As I mentioned at the beginning of the review, Jet Set Radio also had its problems, the biggest of which was a very difficult control scheme (a result of the Dreamcast only having an analogue stick, which made camera handling difficult). It was at times downright provocatively tricky to make even simple jumps and made the game unnecessarily frustrating, which probably helped to hold it back. Thankfully, Bomb Rush Cyberfunk is significantly better in this area. It's much easier to control your character and easier to make cool moves, so in short, this offers better gameplay than the original.

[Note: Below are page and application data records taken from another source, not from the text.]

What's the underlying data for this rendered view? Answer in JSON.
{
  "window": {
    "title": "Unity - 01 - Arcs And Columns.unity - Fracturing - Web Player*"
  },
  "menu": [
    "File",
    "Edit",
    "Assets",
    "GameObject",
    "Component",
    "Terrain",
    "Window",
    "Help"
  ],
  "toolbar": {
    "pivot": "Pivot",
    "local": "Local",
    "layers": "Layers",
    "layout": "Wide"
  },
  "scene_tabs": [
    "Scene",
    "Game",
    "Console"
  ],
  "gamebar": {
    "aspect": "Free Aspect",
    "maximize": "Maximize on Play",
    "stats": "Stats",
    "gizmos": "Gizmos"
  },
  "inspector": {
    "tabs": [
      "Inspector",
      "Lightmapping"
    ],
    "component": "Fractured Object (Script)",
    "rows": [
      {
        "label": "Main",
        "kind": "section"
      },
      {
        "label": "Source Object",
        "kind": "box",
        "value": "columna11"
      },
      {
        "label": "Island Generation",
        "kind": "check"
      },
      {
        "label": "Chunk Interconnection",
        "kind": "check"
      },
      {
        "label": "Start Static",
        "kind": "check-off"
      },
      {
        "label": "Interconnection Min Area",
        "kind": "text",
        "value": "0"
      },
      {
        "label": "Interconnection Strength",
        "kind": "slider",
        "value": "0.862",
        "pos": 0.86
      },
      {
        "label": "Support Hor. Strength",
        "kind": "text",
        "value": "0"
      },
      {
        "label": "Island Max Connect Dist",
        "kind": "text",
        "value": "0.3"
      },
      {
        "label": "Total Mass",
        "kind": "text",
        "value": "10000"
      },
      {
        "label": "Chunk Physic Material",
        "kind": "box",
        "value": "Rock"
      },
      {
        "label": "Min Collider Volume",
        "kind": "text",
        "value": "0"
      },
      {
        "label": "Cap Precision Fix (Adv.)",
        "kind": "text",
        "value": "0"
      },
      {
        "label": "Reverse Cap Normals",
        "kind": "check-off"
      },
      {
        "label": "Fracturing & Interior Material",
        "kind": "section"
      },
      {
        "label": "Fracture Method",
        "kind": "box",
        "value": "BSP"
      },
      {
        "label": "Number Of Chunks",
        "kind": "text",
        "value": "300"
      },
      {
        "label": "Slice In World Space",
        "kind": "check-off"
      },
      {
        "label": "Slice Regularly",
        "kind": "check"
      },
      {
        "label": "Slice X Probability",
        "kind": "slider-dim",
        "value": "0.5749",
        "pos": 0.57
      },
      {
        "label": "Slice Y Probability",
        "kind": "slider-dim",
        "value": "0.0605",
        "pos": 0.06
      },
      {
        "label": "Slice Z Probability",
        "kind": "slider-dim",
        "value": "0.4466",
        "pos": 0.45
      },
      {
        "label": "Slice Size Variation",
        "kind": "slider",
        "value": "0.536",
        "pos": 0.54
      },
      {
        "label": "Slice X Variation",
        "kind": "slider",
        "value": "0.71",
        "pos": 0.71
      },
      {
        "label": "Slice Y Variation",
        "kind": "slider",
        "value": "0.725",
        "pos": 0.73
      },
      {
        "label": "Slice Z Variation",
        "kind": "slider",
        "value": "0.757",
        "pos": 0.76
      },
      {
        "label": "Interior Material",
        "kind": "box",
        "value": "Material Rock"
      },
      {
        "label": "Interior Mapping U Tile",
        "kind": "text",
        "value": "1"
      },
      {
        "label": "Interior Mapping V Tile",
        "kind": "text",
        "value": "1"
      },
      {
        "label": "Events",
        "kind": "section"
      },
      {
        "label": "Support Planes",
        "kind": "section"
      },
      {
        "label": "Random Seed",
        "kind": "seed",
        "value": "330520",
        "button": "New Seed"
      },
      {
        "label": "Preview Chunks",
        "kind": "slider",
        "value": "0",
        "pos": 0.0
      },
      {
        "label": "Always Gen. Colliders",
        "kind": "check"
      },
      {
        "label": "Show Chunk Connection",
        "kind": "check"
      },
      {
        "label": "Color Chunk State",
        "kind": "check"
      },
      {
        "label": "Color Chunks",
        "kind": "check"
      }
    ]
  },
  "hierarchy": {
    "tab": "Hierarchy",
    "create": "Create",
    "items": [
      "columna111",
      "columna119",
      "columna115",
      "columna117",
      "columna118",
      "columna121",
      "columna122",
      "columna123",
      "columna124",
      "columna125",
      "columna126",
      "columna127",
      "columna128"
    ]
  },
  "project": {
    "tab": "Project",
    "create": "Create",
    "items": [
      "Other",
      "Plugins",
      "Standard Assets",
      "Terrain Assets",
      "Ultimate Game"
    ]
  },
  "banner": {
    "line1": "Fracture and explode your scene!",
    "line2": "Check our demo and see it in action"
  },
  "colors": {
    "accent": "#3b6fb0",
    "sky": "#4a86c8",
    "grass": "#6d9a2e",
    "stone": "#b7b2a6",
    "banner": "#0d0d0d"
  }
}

I mentioned earlier the graphics, which are almost identical in design to Jet Set Radio right down to the slightly square characters, which is part of the style but also proof that the original is 23 years old. The animations are also excellent and the visual design and attitude here is something I really love. If you were a fan of Jet Set Radio, you will definitely like the Bomb Rush Cyberfunk look.
Now for one of the best details. The soundtrack is created by Hideki Naganuma, none other than the man behind the Jet Set Radio music. Again, there's hip-hop, breakbeat, techno, electro-funk, pop and tracks that blend several of these styles. They all have that distinctive and slightly insistent Jet Set Radio sound, and it's one of the best soundtracks in a long time and is a big part of the game - just as it was in Jet Set Radio. Think about how long it's been since you stood still in a game on every other track just to hear the music. That's how it is here.
Bomb Rush Cyberfunk was created by people who obviously have the same love for Smitebit's quirky classics as I do. It's a huge homage to Jet Set Radio and Jet Set Radio Future, and if you liked those two games, Bomb Rush Cyberfunk is a must-have. And if you liked the Jet Set Radio concept but couldn't quite stand its gameplay - then I still think this is for you. Even if you haven't had the chance to try the original, you should immediately check this out for an indirect and entertaining history lesson on one of the weirdest and funniest games from Japan I've ever played.
8 / 10
Great soundtrack, gorgeous design, intuitive game controls, gameplay variety, fun graffiti layout, nice Jet Set Radio homage.
Police fights are often poor, mixed quality of boss fights